Of course, evidence of child abuse or suicidal thoughts should never be dismissed. But secrecy policies transform educators’ duty to report abuse into a duty to presume that abuse will happen. Based on that presumption of danger, staff are led to shield gender-dysphoric children from their parents. The involvement of parents in their children’s decisions, even if those decisions are life-altering and carry significant mental-health consequences, becomes discretional for the child, if not something to avoid. And with parents sidelined, the need of every child for adult guidance and support invites someone new to step in—someone like a Mrs. A.
Even the New York Times admits that “parents of all political persuasions” are “unsettled” by this new paradigm. But that understatement of parents’ feelings veils the fact that secrecy policies and the rationale behind them effectively dismantle American government’s long-standing deference to the parent–child relationship.
In 2000, Supreme Court Justice Sandra Day O’Connor wrote for the majority in Troxel v. Granville—ironically, a Washington State case about child visitation rights—that “the interest of parents in the care, custody, and control of their children is perhaps the oldest of the fundamental liberty interests recognized by this Court.” She went on to list numerous precedents affirming and reaffirming this principle in the face of repeated intrusion by various government agents, including public schools.

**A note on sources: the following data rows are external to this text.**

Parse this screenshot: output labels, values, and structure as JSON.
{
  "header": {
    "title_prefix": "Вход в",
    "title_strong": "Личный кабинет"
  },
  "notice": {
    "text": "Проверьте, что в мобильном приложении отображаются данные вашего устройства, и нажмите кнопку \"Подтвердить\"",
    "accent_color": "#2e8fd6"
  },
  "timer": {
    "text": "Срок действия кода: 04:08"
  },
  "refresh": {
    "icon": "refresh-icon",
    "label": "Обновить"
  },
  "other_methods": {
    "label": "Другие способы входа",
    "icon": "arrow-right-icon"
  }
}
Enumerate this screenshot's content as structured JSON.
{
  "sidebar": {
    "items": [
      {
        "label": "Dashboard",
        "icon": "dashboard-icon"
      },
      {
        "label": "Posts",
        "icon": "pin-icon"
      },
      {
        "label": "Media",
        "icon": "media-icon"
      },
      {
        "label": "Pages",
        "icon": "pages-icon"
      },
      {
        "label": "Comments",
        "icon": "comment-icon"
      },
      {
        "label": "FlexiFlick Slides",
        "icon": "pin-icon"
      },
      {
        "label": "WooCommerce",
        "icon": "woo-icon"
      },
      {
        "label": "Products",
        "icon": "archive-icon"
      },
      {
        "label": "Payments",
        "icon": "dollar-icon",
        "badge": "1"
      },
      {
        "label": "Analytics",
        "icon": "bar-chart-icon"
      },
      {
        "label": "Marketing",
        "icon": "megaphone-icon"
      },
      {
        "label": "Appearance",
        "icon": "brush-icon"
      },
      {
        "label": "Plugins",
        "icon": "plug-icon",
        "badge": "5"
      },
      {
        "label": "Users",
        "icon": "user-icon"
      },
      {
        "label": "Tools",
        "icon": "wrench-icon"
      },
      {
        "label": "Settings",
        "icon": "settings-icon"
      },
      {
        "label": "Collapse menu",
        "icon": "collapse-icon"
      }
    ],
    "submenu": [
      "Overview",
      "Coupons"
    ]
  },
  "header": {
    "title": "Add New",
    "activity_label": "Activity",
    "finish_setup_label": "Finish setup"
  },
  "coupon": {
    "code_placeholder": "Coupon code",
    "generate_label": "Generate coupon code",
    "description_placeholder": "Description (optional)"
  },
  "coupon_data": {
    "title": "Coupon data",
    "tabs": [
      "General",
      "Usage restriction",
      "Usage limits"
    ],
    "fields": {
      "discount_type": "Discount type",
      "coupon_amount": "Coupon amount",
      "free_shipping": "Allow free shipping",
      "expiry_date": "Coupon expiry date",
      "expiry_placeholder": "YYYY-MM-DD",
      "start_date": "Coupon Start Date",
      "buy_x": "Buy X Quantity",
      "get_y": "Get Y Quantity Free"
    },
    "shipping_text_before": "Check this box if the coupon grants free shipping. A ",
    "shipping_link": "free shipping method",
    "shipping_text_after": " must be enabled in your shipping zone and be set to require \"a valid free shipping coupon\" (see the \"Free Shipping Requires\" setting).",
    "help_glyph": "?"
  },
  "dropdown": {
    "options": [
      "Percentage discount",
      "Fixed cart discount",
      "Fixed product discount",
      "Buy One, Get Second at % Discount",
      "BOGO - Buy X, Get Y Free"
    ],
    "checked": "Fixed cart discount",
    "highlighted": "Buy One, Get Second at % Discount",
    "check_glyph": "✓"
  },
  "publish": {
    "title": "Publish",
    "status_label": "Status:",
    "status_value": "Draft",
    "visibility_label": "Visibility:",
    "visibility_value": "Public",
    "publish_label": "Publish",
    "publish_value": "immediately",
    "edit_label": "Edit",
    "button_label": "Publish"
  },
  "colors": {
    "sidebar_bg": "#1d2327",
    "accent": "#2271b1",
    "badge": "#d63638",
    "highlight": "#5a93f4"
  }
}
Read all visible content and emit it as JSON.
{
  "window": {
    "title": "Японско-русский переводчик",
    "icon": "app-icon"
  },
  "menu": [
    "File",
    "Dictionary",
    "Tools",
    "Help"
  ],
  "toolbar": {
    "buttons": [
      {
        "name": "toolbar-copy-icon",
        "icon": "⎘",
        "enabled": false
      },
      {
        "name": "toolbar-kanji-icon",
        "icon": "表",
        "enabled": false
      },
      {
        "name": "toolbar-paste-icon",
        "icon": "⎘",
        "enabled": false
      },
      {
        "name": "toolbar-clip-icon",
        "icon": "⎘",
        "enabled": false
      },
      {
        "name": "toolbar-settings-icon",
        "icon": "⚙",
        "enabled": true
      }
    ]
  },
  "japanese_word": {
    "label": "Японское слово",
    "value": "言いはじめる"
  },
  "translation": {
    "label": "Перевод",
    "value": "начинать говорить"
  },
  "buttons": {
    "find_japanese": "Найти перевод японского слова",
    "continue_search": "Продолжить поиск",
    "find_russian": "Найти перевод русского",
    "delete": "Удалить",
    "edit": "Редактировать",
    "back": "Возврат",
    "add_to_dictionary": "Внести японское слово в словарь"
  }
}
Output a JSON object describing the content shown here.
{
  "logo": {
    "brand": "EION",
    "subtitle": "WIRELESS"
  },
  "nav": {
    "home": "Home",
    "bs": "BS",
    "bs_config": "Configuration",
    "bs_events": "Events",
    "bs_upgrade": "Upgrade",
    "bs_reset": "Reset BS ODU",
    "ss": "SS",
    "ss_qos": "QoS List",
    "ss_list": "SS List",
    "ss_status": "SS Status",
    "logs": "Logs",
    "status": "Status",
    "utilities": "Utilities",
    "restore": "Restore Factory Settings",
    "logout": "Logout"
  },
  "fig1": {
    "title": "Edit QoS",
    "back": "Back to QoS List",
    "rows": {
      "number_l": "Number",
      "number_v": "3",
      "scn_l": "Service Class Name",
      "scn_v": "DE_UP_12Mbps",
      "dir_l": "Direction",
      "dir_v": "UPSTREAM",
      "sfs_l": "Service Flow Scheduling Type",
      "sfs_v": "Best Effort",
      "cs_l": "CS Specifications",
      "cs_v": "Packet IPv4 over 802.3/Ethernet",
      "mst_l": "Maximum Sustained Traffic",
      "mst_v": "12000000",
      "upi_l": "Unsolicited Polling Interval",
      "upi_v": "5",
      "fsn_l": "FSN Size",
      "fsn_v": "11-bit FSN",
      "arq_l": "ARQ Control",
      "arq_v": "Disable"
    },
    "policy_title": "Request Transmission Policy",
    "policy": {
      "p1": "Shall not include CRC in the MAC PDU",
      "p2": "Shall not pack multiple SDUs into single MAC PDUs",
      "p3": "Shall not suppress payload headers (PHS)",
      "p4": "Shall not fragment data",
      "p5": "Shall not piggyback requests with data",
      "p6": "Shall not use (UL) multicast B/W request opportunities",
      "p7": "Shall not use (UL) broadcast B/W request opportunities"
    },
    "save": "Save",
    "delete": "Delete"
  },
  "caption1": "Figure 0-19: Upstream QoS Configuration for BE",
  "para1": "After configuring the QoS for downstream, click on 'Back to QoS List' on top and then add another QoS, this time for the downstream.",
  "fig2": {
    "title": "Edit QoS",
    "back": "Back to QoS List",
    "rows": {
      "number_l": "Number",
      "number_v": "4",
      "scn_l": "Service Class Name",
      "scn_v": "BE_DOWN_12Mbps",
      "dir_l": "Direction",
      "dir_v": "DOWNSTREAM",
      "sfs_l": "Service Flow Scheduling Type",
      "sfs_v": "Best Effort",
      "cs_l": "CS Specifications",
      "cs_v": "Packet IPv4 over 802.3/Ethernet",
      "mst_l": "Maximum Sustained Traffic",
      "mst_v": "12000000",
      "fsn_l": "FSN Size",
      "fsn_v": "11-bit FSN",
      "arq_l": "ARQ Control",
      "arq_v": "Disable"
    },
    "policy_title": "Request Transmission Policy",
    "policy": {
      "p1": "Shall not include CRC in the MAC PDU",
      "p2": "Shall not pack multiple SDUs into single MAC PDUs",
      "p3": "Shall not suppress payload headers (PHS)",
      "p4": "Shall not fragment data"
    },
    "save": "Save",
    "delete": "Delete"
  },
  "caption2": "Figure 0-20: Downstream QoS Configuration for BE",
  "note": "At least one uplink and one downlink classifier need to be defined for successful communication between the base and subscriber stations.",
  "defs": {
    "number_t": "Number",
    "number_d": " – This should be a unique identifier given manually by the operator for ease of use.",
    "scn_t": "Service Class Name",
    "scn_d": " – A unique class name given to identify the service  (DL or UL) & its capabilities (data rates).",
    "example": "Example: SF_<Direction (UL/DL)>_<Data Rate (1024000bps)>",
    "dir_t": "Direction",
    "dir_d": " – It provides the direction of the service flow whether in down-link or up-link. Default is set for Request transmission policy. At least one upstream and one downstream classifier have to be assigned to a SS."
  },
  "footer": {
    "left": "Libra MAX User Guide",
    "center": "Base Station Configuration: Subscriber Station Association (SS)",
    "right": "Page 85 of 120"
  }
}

Given the rapid spread of secrecy policies and the multiplying parent-led lawsuits challenging them, the Court may yet again need to reaffirm that doctrine. After all, not every parent can flee the country, or even move to a new state, to escape America’s gender revolution.